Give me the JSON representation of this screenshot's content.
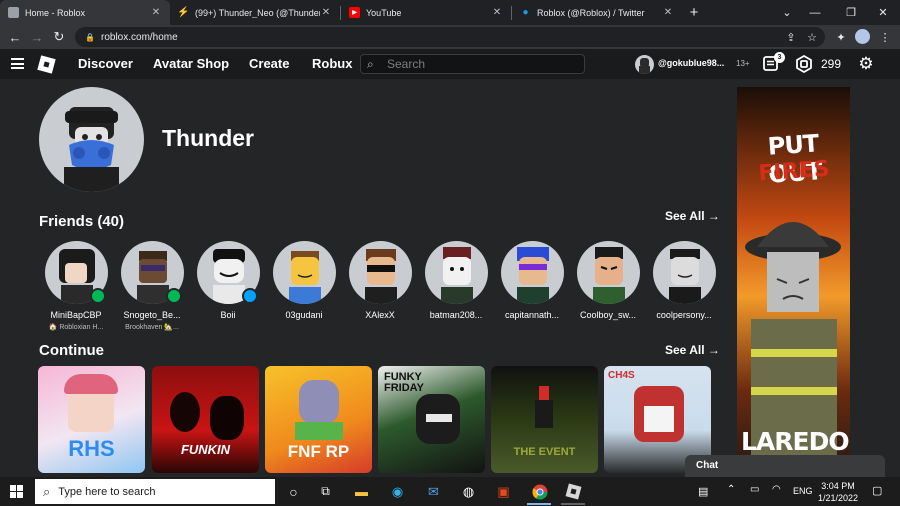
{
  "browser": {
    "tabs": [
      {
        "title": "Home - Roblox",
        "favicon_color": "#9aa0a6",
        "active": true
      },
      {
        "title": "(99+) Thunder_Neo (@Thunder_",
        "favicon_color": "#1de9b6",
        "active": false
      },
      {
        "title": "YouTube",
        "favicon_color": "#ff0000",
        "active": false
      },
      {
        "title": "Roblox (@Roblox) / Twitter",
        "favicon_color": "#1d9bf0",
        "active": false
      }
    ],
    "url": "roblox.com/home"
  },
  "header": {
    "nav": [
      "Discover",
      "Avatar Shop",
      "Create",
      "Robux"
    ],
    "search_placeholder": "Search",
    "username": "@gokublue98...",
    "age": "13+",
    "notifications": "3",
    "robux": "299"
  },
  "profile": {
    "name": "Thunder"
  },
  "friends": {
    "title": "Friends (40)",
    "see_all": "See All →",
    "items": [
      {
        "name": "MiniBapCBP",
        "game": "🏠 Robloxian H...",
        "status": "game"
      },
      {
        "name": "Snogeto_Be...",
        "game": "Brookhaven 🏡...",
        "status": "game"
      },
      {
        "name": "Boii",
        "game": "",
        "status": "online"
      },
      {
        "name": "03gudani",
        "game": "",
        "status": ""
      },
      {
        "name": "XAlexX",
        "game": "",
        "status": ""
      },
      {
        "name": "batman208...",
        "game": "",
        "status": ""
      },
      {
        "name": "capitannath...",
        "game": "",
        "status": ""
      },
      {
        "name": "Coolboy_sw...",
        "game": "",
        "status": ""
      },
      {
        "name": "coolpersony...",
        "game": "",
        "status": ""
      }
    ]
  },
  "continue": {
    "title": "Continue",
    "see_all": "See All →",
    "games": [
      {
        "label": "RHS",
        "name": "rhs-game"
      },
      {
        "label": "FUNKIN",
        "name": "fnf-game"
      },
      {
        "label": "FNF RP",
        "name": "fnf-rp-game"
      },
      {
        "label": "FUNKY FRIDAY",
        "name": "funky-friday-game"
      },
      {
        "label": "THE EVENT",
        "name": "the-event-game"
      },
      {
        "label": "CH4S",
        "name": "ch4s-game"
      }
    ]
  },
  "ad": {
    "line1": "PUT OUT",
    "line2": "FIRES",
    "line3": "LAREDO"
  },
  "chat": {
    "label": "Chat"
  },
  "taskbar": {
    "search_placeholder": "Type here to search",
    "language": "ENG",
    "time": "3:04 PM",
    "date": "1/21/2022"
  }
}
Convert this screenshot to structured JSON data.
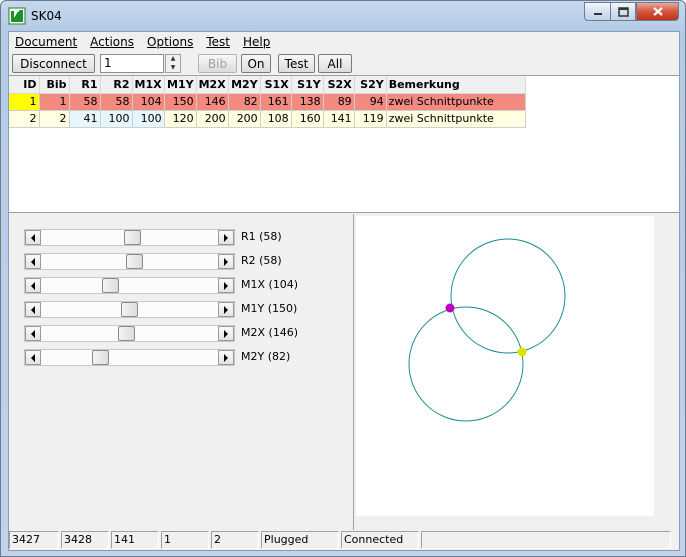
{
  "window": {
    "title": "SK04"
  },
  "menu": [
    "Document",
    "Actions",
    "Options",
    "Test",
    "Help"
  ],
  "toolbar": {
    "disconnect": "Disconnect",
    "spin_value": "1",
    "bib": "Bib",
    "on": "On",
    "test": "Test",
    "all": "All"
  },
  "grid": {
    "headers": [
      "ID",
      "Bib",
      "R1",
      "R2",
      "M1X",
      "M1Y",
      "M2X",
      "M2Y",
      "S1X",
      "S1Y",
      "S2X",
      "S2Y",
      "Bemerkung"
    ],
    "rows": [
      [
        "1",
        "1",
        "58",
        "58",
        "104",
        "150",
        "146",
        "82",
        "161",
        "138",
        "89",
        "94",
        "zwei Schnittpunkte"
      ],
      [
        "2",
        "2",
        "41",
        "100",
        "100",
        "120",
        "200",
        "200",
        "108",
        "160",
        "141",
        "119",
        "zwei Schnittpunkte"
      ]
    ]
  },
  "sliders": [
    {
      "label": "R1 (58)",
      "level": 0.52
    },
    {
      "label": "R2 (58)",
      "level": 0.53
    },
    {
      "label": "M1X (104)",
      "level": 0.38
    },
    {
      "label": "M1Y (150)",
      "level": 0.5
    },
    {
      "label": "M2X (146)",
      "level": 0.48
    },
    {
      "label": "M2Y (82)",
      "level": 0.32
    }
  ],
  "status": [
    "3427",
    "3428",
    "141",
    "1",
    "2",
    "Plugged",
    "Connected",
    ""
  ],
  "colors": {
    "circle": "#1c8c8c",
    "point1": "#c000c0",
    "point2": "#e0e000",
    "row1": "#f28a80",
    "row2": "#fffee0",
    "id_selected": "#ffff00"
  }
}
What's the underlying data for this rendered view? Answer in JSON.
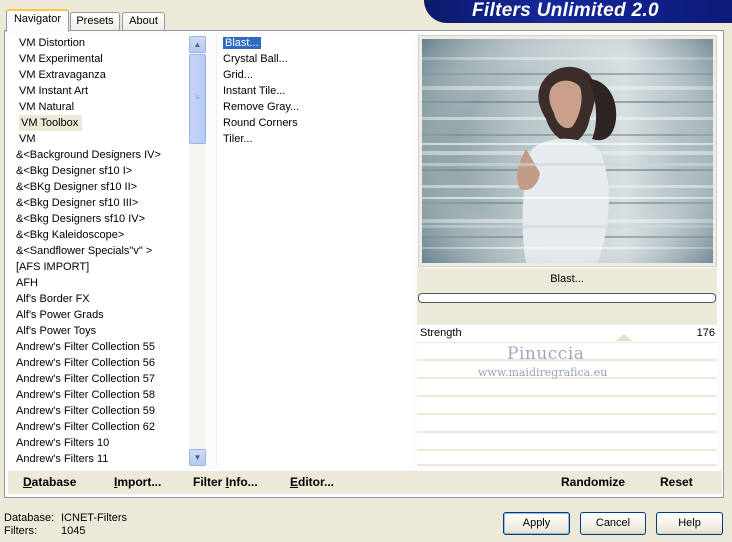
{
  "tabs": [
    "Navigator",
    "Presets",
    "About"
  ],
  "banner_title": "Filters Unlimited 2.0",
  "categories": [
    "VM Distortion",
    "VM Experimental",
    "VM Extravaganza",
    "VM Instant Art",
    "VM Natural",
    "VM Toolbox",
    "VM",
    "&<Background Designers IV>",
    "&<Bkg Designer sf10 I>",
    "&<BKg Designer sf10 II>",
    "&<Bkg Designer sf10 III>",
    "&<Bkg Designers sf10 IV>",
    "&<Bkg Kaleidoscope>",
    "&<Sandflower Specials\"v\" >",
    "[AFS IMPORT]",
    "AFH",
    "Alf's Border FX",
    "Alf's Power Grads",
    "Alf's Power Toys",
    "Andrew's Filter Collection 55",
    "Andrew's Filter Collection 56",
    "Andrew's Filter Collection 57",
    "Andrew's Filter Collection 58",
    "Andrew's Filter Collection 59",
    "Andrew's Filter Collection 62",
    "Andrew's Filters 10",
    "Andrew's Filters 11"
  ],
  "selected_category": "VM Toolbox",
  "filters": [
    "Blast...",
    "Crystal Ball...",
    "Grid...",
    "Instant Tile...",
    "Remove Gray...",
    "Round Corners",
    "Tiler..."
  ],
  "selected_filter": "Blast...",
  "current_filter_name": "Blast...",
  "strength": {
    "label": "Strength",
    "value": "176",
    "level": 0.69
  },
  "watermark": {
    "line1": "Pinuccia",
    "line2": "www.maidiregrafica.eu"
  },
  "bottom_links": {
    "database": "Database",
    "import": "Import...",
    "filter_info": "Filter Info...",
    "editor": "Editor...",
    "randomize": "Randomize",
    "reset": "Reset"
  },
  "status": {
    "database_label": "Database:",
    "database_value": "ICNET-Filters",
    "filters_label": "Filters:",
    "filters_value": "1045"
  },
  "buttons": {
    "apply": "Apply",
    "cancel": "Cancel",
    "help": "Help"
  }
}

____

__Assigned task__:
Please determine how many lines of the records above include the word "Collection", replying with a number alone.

__Result of the task__:
6